Private-sector attorneys and advocates who are paid by the state to assess the merits of land claims, and where necessary, pursue these cases in the Land Claims Court, have been warned to no longer institute legal proceedings where there are clearly no prospects of success.

This was according to a judgment handed down recently by the Acting Judge President of the Land Claims Court of South Africa, Yasmin Shehnaz Meer, in a matter before the Randburg Land Claims Court.

Meer lambasted lawyers for the plaintiff community as having instituted “vexatious, frivolous and abusive litigation” against the 23 defendants, most of whom were landowners.

Meer said that she and her fellow Land Claims Court judges would begin ordering increasingly harsh punitive measures directly against lawyers who, while being paid by the state, persisted in pursuing obviously “hopeless” land claims cases.

In her precedent-setting judgment, Meer ordered the state not to pay the lawyers representing the plaintiff community in this particular case.

She also warned the lawyers in this case, and any other state-paid lawyers representing land claimants, that she and her fellow judges would in future possibly order these lawyers to personally pay the costs of the defendants in clearly vexatious and frivolous cases.

South African land claims law expert and attorney, Rob McCarthy of McCarthy & Associates, welcomed Meer’s judgment.

He told Farmer’s Weekly that, in his opinion, both the Department of Agriculture, Land Reform and Rural Development and the private sector lawyers it paid to represent land claimants in the Land Claims Court “have traditionally done very little, or insufficient, homework and research on these claims, and taken a cookie-cutter approach to determining each claim’s merits”.

“Prior to this case, [land claim] matters have been heard at great expense to the state. There have been no consequences for either the department or its attorneys and advocates for not applying their minds to the merits of a case.

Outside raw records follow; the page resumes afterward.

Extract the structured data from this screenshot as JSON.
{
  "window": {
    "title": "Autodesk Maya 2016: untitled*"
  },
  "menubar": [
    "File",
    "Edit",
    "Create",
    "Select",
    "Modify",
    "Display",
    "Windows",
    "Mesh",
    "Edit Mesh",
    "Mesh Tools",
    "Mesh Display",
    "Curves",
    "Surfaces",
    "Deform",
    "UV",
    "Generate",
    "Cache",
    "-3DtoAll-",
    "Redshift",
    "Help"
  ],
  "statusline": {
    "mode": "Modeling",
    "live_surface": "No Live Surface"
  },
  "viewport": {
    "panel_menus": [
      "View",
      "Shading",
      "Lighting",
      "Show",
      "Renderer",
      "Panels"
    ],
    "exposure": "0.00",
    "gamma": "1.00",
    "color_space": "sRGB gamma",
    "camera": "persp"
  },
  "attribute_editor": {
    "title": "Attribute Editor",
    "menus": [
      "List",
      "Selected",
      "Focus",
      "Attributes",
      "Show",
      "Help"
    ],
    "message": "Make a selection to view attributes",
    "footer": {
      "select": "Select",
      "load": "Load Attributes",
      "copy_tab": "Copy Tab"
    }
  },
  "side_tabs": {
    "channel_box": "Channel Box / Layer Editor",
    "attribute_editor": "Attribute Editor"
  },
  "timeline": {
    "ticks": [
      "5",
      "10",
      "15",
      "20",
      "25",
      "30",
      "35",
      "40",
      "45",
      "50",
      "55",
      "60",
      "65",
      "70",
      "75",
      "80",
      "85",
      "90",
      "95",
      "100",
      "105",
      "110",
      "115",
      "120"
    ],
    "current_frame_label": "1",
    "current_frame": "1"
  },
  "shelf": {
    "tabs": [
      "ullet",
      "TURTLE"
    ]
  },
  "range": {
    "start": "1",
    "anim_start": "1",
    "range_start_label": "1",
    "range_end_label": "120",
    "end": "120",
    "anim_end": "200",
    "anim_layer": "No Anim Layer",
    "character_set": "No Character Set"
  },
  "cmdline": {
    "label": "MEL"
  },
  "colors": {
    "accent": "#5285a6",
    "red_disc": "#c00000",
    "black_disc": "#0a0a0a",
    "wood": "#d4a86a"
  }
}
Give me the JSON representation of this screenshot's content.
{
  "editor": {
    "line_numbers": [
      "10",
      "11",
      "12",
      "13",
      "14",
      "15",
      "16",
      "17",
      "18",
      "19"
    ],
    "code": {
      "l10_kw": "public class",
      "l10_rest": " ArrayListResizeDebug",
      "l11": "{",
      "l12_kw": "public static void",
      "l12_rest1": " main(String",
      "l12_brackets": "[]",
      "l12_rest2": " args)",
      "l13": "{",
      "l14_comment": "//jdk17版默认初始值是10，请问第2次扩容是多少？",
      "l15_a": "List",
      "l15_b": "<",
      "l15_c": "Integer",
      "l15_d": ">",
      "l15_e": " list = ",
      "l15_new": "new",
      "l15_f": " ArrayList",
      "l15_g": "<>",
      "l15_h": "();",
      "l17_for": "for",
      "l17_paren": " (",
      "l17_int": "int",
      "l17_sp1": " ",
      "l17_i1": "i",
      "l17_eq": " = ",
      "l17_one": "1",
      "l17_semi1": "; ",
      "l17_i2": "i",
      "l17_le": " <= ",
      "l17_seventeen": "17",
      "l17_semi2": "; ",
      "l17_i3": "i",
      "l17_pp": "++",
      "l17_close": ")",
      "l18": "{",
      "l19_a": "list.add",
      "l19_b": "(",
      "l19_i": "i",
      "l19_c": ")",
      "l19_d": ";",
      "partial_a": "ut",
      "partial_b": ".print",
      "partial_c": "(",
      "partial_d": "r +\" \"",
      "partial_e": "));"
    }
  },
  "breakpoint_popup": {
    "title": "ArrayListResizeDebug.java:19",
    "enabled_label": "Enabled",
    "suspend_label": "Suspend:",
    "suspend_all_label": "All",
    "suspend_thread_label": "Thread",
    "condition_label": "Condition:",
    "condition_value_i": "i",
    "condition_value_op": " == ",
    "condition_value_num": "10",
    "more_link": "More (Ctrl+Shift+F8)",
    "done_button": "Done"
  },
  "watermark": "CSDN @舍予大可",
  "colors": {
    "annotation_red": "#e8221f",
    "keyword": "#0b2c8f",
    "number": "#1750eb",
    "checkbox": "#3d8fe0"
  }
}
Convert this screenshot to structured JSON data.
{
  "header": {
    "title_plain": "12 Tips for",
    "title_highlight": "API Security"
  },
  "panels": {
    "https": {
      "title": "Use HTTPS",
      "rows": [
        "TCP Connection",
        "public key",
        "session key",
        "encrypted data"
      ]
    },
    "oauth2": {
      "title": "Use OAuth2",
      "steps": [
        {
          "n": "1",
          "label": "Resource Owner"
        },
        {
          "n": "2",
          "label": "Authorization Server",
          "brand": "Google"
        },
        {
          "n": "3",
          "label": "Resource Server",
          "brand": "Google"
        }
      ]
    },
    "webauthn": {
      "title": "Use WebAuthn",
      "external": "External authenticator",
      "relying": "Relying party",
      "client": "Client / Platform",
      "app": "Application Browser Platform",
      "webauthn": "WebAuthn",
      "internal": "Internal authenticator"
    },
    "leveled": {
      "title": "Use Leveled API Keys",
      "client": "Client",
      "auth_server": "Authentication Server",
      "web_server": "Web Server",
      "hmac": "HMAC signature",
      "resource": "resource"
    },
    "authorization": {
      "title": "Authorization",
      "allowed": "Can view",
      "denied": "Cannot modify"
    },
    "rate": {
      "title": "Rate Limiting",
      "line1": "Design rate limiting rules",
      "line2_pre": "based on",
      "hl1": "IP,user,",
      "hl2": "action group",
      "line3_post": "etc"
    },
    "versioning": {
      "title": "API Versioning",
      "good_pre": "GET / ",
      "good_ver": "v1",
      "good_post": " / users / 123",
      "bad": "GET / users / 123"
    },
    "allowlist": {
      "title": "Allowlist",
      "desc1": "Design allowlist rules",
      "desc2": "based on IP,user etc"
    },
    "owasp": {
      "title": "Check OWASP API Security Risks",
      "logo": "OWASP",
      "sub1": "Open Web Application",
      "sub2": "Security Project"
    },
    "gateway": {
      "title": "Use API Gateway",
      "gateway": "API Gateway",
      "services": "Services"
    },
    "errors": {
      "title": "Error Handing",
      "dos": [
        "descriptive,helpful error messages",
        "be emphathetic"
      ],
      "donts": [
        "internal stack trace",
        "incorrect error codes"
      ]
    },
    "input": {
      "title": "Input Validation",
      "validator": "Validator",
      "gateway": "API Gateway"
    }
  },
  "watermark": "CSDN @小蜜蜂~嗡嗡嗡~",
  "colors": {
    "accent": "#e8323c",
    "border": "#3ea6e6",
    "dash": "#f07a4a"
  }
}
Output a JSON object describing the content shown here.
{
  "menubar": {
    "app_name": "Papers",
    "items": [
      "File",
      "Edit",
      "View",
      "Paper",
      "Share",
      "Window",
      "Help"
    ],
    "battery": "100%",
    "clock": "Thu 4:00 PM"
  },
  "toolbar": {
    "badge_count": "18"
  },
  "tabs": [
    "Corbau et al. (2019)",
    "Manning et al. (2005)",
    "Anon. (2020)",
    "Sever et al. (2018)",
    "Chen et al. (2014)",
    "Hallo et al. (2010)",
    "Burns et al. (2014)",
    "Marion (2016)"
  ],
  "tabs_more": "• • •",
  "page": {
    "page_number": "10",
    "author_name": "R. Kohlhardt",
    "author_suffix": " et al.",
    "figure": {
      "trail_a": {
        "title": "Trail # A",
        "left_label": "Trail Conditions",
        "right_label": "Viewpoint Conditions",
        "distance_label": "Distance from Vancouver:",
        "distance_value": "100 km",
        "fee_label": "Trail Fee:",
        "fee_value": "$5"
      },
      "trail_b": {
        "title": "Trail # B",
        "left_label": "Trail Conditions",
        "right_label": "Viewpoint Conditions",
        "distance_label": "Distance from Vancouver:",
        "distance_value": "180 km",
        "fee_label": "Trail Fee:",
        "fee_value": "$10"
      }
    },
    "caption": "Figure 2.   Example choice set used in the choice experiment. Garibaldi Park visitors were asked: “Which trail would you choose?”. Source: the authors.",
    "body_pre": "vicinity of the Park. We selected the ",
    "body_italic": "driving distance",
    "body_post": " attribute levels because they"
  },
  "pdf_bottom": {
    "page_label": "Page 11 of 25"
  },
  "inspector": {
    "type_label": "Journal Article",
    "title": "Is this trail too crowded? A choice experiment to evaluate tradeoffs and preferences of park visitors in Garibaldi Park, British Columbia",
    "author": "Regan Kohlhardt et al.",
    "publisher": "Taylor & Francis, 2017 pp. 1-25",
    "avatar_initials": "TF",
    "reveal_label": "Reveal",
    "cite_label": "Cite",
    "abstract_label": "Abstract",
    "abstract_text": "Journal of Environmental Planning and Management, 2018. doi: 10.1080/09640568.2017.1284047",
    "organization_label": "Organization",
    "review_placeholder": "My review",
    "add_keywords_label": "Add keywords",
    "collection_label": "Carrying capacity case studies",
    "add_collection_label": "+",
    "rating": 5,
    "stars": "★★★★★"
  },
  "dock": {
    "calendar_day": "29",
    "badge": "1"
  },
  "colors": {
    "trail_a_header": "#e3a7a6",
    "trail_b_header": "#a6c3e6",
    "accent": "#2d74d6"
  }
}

“[The defendant] landowners have had to fork out money, at great expense [to themselves], without any punitive measures against the attorneys and advocates for the land claimants,” McCarthy said.